Data about app and page elements
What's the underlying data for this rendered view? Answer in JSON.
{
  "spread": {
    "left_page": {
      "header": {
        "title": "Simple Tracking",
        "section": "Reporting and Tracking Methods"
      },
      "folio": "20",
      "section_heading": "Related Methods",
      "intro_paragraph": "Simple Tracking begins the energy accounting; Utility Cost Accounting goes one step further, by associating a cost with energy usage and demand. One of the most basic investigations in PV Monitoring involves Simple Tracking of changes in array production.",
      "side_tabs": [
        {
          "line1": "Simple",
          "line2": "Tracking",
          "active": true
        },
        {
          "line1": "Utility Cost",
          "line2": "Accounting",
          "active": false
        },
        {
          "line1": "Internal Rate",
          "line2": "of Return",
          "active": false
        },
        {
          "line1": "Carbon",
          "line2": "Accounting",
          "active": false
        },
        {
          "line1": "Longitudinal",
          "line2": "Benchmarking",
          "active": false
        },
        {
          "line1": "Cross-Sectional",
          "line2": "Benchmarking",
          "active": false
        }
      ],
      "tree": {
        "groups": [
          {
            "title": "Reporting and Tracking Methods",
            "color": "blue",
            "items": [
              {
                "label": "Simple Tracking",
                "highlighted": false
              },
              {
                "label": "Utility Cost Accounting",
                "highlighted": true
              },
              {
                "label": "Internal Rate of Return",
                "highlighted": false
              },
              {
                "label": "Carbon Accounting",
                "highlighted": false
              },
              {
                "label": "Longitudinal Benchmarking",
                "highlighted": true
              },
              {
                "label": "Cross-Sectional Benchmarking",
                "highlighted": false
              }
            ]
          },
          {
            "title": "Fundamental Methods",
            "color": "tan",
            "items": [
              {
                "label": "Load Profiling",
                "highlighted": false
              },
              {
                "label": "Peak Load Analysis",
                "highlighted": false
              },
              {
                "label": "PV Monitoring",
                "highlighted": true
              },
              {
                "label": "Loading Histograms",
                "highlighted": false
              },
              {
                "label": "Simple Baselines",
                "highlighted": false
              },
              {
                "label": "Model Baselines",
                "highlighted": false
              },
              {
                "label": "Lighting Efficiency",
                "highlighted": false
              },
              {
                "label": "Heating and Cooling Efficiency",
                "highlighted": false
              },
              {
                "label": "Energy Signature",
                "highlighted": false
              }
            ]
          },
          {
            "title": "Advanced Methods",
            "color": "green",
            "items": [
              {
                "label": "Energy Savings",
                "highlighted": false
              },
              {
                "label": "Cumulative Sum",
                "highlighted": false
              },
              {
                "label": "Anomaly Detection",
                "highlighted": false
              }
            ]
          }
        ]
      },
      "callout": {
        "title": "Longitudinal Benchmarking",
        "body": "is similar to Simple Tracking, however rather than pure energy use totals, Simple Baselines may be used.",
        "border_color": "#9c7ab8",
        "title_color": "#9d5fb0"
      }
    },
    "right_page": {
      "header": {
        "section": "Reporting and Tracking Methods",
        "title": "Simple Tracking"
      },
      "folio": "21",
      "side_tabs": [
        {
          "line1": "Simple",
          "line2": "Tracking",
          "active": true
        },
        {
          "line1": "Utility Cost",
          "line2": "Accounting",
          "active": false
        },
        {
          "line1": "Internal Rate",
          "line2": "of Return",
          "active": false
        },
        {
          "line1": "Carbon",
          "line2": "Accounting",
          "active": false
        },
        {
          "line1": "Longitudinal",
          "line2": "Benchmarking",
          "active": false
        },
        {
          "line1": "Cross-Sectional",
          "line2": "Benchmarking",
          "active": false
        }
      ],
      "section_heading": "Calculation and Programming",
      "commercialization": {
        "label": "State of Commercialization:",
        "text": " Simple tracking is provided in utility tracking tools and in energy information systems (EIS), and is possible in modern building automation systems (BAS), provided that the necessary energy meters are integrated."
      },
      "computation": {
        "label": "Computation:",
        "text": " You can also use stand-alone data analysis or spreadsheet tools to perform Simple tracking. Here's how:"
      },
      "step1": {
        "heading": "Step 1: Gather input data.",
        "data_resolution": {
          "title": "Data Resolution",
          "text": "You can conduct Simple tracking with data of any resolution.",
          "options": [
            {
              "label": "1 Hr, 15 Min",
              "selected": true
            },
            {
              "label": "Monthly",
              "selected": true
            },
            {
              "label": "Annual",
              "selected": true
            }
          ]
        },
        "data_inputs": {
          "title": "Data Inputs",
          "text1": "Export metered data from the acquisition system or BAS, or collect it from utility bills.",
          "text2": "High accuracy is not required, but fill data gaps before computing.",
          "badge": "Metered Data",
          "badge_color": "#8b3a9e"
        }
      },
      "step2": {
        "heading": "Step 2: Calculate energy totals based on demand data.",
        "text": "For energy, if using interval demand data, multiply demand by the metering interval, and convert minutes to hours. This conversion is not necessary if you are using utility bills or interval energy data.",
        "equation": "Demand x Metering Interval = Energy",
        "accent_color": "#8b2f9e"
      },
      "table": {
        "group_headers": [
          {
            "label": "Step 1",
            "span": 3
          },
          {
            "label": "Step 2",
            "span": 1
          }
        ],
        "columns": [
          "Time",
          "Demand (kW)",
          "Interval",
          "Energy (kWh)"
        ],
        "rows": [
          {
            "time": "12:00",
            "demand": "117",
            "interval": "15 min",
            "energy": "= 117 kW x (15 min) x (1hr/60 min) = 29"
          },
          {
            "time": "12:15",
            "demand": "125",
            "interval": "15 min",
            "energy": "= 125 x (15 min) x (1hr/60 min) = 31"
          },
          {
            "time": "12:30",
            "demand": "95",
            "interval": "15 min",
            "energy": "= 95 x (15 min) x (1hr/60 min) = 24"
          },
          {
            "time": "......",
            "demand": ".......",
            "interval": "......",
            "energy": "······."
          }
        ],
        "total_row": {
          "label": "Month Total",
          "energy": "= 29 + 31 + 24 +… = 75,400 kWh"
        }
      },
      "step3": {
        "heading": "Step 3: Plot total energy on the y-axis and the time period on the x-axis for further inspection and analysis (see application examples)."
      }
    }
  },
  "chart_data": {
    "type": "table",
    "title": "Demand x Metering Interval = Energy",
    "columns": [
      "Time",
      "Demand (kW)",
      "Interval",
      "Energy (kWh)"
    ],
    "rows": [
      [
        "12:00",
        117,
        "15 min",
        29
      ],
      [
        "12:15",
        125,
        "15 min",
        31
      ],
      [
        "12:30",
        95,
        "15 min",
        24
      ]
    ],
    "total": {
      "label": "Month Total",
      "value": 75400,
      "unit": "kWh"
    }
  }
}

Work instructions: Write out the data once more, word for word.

Solution to this task:
What's the underlying data for this rendered view? Answer in JSON.
{
  "spread": {
    "left_page": {
      "header": {
        "title": "Simple Tracking",
        "section": "Reporting and Tracking Methods"
      },
      "folio": "20",
      "section_heading": "Related Methods",
      "intro_paragraph": "Simple Tracking begins the energy accounting; Utility Cost Accounting goes one step further, by associating a cost with energy usage and demand. One of the most basic investigations in PV Monitoring involves Simple Tracking of changes in array production.",
      "side_tabs": [
        {
          "line1": "Simple",
          "line2": "Tracking",
          "active": true
        },
        {
          "line1": "Utility Cost",
          "line2": "Accounting",
          "active": false
        },
        {
          "line1": "Internal Rate",
          "line2": "of Return",
          "active": false
        },
        {
          "line1": "Carbon",
          "line2": "Accounting",
          "active": false
        },
        {
          "line1": "Longitudinal",
          "line2": "Benchmarking",
          "active": false
        },
        {
          "line1": "Cross-Sectional",
          "line2": "Benchmarking",
          "active": false
        }
      ],
      "tree": {
        "groups": [
          {
            "title": "Reporting and Tracking Methods",
            "color": "blue",
            "items": [
              {
                "label": "Simple Tracking",
                "highlighted": false
              },
              {
                "label": "Utility Cost Accounting",
                "highlighted": true
              },
              {
                "label": "Internal Rate of Return",
                "highlighted": false
              },
              {
                "label": "Carbon Accounting",
                "highlighted": false
              },
              {
                "label": "Longitudinal Benchmarking",
                "highlighted": true
              },
              {
                "label": "Cross-Sectional Benchmarking",
                "highlighted": false
              }
            ]
          },
          {
            "title": "Fundamental Methods",
            "color": "tan",
            "items": [
              {
                "label": "Load Profiling",
                "highlighted": false
              },
              {
                "label": "Peak Load Analysis",
                "highlighted": false
              },
              {
                "label": "PV Monitoring",
                "highlighted": true
              },
              {
                "label": "Loading Histograms",
                "highlighted": false
              },
              {
                "label": "Simple Baselines",
                "highlighted": false
              },
              {
                "label": "Model Baselines",
                "highlighted": false
              },
              {
                "label": "Lighting Efficiency",
                "highlighted": false
              },
              {
                "label": "Heating and Cooling Efficiency",
                "highlighted": false
              },
              {
                "label": "Energy Signature",
                "highlighted": false
              }
            ]
          },
          {
            "title": "Advanced Methods",
            "color": "green",
            "items": [
              {
                "label": "Energy Savings",
                "highlighted": false
              },
              {
                "label": "Cumulative Sum",
                "highlighted": false
              },
              {
                "label": "Anomaly Detection",
                "highlighted": false
              }
            ]
          }
        ]
      },
      "callout": {
        "title": "Longitudinal Benchmarking",
        "body": "is similar to Simple Tracking, however rather than pure energy use totals, Simple Baselines may be used.",
        "border_color": "#9c7ab8",
        "title_color": "#9d5fb0"
      }
    },
    "right_page": {
      "header": {
        "section": "Reporting and Tracking Methods",
        "title": "Simple Tracking"
      },
      "folio": "21",
      "side_tabs": [
        {
          "line1": "Simple",
          "line2": "Tracking",
          "active": true
        },
        {
          "line1": "Utility Cost",
          "line2": "Accounting",
          "active": false
        },
        {
          "line1": "Internal Rate",
          "line2": "of Return",
          "active": false
        },
        {
          "line1": "Carbon",
          "line2": "Accounting",
          "active": false
        },
        {
          "line1": "Longitudinal",
          "line2": "Benchmarking",
          "active": false
        },
        {
          "line1": "Cross-Sectional",
          "line2": "Benchmarking",
          "active": false
        }
      ],
      "section_heading": "Calculation and Programming",
      "commercialization": {
        "label": "State of Commercialization:",
        "text": " Simple tracking is provided in utility tracking tools and in energy information systems (EIS), and is possible in modern building automation systems (BAS), provided that the necessary energy meters are integrated."
      },
      "computation": {
        "label": "Computation:",
        "text": " You can also use stand-alone data analysis or spreadsheet tools to perform Simple tracking. Here's how:"
      },
      "step1": {
        "heading": "Step 1: Gather input data.",
        "data_resolution": {
          "title": "Data Resolution",
          "text": "You can conduct Simple tracking with data of any resolution.",
          "options": [
            {
              "label": "1 Hr, 15 Min",
              "selected": true
            },
            {
              "label": "Monthly",
              "selected": true
            },
            {
              "label": "Annual",
              "selected": true
            }
          ]
        },
        "data_inputs": {
          "title": "Data Inputs",
          "text1": "Export metered data from the acquisition system or BAS, or collect it from utility bills.",
          "text2": "High accuracy is not required, but fill data gaps before computing.",
          "badge": "Metered Data",
          "badge_color": "#8b3a9e"
        }
      },
      "step2": {
        "heading": "Step 2: Calculate energy totals based on demand data.",
        "text": "For energy, if using interval demand data, multiply demand by the metering interval, and convert minutes to hours. This conversion is not necessary if you are using utility bills or interval energy data.",
        "equation": "Demand x Metering Interval = Energy",
        "accent_color": "#8b2f9e"
      },
      "table": {
        "group_headers": [
          {
            "label": "Step 1",
            "span": 3
          },
          {
            "label": "Step 2",
            "span": 1
          }
        ],
        "columns": [
          "Time",
          "Demand (kW)",
          "Interval",
          "Energy (kWh)"
        ],
        "rows": [
          {
            "time": "12:00",
            "demand": "117",
            "interval": "15 min",
            "energy": "= 117 kW x (15 min) x (1hr/60 min) = 29"
          },
          {
            "time": "12:15",
            "demand": "125",
            "interval": "15 min",
            "energy": "= 125 x (15 min) x (1hr/60 min) = 31"
          },
          {
            "time": "12:30",
            "demand": "95",
            "interval": "15 min",
            "energy": "= 95 x (15 min) x (1hr/60 min) = 24"
          },
          {
            "time": "......",
            "demand": ".......",
            "interval": "......",
            "energy": "······."
          }
        ],
        "total_row": {
          "label": "Month Total",
          "energy": "= 29 + 31 + 24 +… = 75,400 kWh"
        }
      },
      "step3": {
        "heading": "Step 3: Plot total energy on the y-axis and the time period on the x-axis for further inspection and analysis (see application examples)."
      }
    }
  },
  "chart_data": {
    "type": "table",
    "title": "Demand x Metering Interval = Energy",
    "columns": [
      "Time",
      "Demand (kW)",
      "Interval",
      "Energy (kWh)"
    ],
    "rows": [
      [
        "12:00",
        117,
        "15 min",
        29
      ],
      [
        "12:15",
        125,
        "15 min",
        31
      ],
      [
        "12:30",
        95,
        "15 min",
        24
      ]
    ],
    "total": {
      "label": "Month Total",
      "value": 75400,
      "unit": "kWh"
    }
  }
}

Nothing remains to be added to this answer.